## TASK STATEMENT
Spot each line in the data below containing "建筑物景观照明灯" and copy it.

[Opening EXERCISE DATA section]

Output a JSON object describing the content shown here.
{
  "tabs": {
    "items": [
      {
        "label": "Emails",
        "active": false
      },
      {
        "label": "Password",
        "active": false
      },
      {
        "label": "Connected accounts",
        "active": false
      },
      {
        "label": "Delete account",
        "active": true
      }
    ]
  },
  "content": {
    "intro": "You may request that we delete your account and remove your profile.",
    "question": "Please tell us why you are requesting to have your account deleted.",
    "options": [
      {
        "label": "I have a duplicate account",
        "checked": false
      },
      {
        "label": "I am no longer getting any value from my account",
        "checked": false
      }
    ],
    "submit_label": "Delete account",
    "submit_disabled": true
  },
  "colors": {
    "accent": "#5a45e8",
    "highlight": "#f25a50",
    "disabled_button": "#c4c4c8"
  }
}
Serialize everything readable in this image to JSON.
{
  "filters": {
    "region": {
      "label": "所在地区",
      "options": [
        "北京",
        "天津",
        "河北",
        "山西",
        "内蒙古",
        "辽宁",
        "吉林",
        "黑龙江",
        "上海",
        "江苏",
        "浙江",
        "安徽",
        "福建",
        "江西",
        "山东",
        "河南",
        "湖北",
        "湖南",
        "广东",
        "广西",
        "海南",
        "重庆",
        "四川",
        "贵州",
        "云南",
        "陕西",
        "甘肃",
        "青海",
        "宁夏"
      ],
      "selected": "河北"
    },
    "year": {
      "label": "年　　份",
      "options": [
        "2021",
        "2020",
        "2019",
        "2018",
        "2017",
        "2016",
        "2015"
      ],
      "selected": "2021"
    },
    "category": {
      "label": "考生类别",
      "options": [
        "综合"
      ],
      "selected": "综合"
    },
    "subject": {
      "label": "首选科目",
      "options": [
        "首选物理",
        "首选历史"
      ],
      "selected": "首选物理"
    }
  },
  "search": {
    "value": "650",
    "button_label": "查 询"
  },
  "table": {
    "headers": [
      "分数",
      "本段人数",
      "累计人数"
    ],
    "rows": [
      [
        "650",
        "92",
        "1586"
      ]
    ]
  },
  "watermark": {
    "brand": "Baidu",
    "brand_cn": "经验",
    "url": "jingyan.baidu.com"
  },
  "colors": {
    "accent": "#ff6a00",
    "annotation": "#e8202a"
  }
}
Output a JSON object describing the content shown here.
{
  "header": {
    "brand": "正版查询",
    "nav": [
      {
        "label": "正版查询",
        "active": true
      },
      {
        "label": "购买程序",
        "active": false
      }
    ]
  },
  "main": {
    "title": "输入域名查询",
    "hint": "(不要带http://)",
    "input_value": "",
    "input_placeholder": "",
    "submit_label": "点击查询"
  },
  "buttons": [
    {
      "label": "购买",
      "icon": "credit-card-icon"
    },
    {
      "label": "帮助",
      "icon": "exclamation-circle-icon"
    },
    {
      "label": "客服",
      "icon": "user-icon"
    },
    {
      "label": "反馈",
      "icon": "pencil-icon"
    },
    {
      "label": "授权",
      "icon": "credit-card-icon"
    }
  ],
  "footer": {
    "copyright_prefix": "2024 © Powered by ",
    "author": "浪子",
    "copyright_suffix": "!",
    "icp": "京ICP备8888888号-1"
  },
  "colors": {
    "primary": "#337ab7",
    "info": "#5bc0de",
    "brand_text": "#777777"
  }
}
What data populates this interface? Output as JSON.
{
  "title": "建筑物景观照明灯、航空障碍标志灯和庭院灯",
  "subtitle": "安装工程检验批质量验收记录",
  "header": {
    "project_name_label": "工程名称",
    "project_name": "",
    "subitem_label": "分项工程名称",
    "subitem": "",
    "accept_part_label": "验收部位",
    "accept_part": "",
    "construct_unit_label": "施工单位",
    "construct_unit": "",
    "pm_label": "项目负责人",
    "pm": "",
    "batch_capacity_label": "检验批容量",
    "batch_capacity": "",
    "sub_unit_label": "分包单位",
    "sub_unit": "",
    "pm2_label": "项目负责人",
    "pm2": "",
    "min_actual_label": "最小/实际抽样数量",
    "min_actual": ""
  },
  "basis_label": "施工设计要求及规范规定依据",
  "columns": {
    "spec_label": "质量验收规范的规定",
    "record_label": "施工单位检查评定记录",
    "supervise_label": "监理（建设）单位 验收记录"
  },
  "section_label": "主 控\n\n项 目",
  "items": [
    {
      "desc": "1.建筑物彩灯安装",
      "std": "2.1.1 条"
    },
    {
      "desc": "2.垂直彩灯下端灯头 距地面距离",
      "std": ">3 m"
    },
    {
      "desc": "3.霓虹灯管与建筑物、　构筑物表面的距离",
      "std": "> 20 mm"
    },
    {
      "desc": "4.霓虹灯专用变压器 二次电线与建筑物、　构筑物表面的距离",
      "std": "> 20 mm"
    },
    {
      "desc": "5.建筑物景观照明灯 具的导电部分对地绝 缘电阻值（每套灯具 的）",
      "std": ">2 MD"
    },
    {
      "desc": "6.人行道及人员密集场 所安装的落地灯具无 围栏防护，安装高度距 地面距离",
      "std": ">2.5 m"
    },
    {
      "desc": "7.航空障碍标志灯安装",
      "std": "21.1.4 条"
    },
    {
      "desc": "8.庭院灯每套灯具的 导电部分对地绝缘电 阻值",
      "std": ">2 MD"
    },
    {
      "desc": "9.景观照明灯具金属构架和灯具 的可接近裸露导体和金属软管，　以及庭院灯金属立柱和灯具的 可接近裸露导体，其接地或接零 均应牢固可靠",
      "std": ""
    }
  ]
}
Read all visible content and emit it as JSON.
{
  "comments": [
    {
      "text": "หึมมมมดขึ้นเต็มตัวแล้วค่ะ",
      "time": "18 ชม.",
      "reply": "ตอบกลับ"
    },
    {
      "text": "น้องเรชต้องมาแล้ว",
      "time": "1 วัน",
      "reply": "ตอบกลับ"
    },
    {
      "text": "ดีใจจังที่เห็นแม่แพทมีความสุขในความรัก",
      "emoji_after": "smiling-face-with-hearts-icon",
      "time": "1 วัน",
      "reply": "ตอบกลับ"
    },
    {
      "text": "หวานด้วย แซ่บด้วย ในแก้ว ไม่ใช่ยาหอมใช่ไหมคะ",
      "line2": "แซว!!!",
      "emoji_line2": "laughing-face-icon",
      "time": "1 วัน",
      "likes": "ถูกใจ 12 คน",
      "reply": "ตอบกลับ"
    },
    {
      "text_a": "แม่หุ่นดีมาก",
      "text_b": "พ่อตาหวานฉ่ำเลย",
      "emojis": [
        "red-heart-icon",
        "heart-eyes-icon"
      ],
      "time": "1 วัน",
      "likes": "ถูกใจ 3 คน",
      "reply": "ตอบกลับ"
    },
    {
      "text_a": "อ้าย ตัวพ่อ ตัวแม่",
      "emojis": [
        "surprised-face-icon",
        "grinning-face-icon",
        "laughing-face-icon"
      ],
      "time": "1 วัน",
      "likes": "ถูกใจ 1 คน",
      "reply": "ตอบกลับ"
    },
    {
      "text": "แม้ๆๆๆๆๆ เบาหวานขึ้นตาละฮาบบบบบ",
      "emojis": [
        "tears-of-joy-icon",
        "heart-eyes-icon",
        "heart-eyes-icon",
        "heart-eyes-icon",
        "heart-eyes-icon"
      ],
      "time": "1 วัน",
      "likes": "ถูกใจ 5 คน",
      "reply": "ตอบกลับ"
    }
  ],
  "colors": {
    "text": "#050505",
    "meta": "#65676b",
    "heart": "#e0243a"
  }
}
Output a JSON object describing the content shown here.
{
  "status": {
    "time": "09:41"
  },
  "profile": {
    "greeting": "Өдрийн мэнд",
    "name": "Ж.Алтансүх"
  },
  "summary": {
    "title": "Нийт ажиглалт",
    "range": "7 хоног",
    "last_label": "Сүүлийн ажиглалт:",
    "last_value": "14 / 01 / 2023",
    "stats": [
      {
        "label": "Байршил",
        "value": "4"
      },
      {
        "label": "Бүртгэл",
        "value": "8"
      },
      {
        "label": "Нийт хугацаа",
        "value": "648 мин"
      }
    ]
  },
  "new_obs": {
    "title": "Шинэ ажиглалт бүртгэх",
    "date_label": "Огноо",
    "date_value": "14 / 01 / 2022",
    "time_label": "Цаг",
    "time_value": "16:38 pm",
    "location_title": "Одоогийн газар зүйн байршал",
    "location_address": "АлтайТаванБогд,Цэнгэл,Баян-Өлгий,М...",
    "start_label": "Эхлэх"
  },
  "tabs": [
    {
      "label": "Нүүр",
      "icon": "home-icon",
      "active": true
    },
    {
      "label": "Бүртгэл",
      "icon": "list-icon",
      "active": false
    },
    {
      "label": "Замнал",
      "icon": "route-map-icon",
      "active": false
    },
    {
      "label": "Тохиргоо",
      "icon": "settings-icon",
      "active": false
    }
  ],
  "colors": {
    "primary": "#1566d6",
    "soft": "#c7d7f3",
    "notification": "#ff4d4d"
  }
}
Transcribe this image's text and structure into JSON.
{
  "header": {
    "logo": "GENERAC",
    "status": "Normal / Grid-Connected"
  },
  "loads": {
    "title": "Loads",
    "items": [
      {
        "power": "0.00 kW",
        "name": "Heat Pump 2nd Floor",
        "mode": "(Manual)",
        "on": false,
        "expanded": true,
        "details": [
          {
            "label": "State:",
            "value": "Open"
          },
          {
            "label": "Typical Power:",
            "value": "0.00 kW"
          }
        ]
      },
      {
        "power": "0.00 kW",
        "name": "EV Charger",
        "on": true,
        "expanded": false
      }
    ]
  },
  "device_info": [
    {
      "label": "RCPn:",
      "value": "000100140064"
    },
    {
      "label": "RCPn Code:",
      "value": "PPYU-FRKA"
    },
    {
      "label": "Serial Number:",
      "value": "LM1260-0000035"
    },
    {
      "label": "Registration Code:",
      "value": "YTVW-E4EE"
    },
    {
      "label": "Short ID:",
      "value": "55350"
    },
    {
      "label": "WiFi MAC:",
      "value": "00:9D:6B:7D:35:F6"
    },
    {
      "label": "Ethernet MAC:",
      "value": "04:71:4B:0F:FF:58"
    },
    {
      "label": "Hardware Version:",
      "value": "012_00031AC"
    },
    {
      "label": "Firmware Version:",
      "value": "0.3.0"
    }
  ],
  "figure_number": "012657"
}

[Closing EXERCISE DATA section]

## OUTPUT
  "title": "建筑物景观照明灯、航空障碍标志灯和庭院灯",
      "desc": "5.建筑物景观照明灯 具的导电部分对地绝 缘电阻值（每套灯具 的）",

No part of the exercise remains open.